Data for review:
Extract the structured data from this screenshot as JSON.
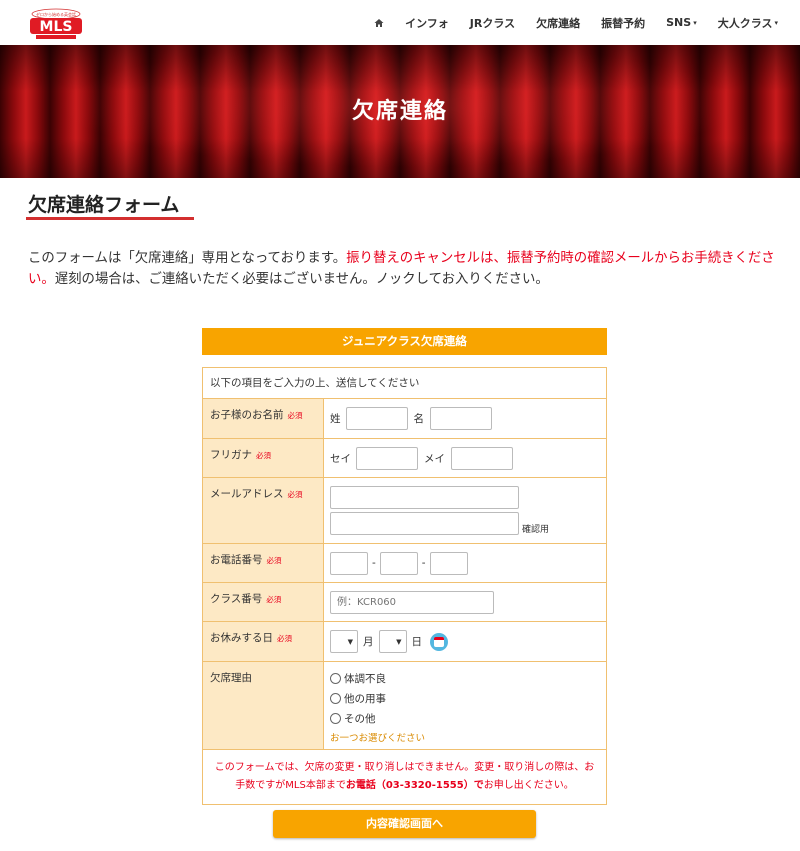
{
  "nav": {
    "logo_text": "MLS",
    "logo_sub": "ゼロから始める英会話",
    "home_icon": "home-icon",
    "items": [
      {
        "label": "インフォ"
      },
      {
        "label": "JRクラス"
      },
      {
        "label": "欠席連絡"
      },
      {
        "label": "振替予約"
      },
      {
        "label": "SNS",
        "caret": "▾"
      },
      {
        "label": "大人クラス",
        "caret": "▾"
      }
    ]
  },
  "hero": {
    "title": "欠席連絡"
  },
  "section": {
    "title": "欠席連絡フォーム",
    "intro_1": "このフォームは「欠席連絡」専用となっております。",
    "intro_red": "振り替えのキャンセルは、振替予約時の確認メールからお手続きください。",
    "intro_2": "遅刻の場合は、ご連絡いただく必要はございません。ノックしてお入りください。"
  },
  "form": {
    "header": "ジュニアクラス欠席連絡",
    "intro": "以下の項目をご入力の上、送信してください",
    "required": "必須",
    "name": {
      "label": "お子様のお名前",
      "last": "姓",
      "first": "名"
    },
    "kana": {
      "label": "フリガナ",
      "last": "セイ",
      "first": "メイ"
    },
    "email": {
      "label": "メールアドレス",
      "confirm": "確認用"
    },
    "phone": {
      "label": "お電話番号",
      "sep": "-"
    },
    "class": {
      "label": "クラス番号",
      "placeholder": "例：KCR060"
    },
    "date": {
      "label": "お休みする日",
      "month": "月",
      "day": "日"
    },
    "reason": {
      "label": "欠席理由",
      "options": [
        "体調不良",
        "他の用事",
        "その他"
      ],
      "note": "お一つお選びください"
    },
    "notice_1": "このフォームでは、欠席の変更・取り消しはできません。変更・取り消しの際は、お手数ですがMLS本部まで",
    "notice_bold": "お電話（03-3320-1555）で",
    "notice_2": "お申し出ください。",
    "submit": "内容確認画面へ"
  },
  "colors": {
    "accent": "#f8a400",
    "red": "#e8001c",
    "label_bg": "#fde9c5"
  }
}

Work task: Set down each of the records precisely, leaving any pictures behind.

Solution:
Extract the structured data from this screenshot as JSON.
{
  "nav": {
    "logo_text": "MLS",
    "logo_sub": "ゼロから始める英会話",
    "home_icon": "home-icon",
    "items": [
      {
        "label": "インフォ"
      },
      {
        "label": "JRクラス"
      },
      {
        "label": "欠席連絡"
      },
      {
        "label": "振替予約"
      },
      {
        "label": "SNS",
        "caret": "▾"
      },
      {
        "label": "大人クラス",
        "caret": "▾"
      }
    ]
  },
  "hero": {
    "title": "欠席連絡"
  },
  "section": {
    "title": "欠席連絡フォーム",
    "intro_1": "このフォームは「欠席連絡」専用となっております。",
    "intro_red": "振り替えのキャンセルは、振替予約時の確認メールからお手続きください。",
    "intro_2": "遅刻の場合は、ご連絡いただく必要はございません。ノックしてお入りください。"
  },
  "form": {
    "header": "ジュニアクラス欠席連絡",
    "intro": "以下の項目をご入力の上、送信してください",
    "required": "必須",
    "name": {
      "label": "お子様のお名前",
      "last": "姓",
      "first": "名"
    },
    "kana": {
      "label": "フリガナ",
      "last": "セイ",
      "first": "メイ"
    },
    "email": {
      "label": "メールアドレス",
      "confirm": "確認用"
    },
    "phone": {
      "label": "お電話番号",
      "sep": "-"
    },
    "class": {
      "label": "クラス番号",
      "placeholder": "例：KCR060"
    },
    "date": {
      "label": "お休みする日",
      "month": "月",
      "day": "日"
    },
    "reason": {
      "label": "欠席理由",
      "options": [
        "体調不良",
        "他の用事",
        "その他"
      ],
      "note": "お一つお選びください"
    },
    "notice_1": "このフォームでは、欠席の変更・取り消しはできません。変更・取り消しの際は、お手数ですがMLS本部まで",
    "notice_bold": "お電話（03-3320-1555）で",
    "notice_2": "お申し出ください。",
    "submit": "内容確認画面へ"
  },
  "colors": {
    "accent": "#f8a400",
    "red": "#e8001c",
    "label_bg": "#fde9c5"
  }
}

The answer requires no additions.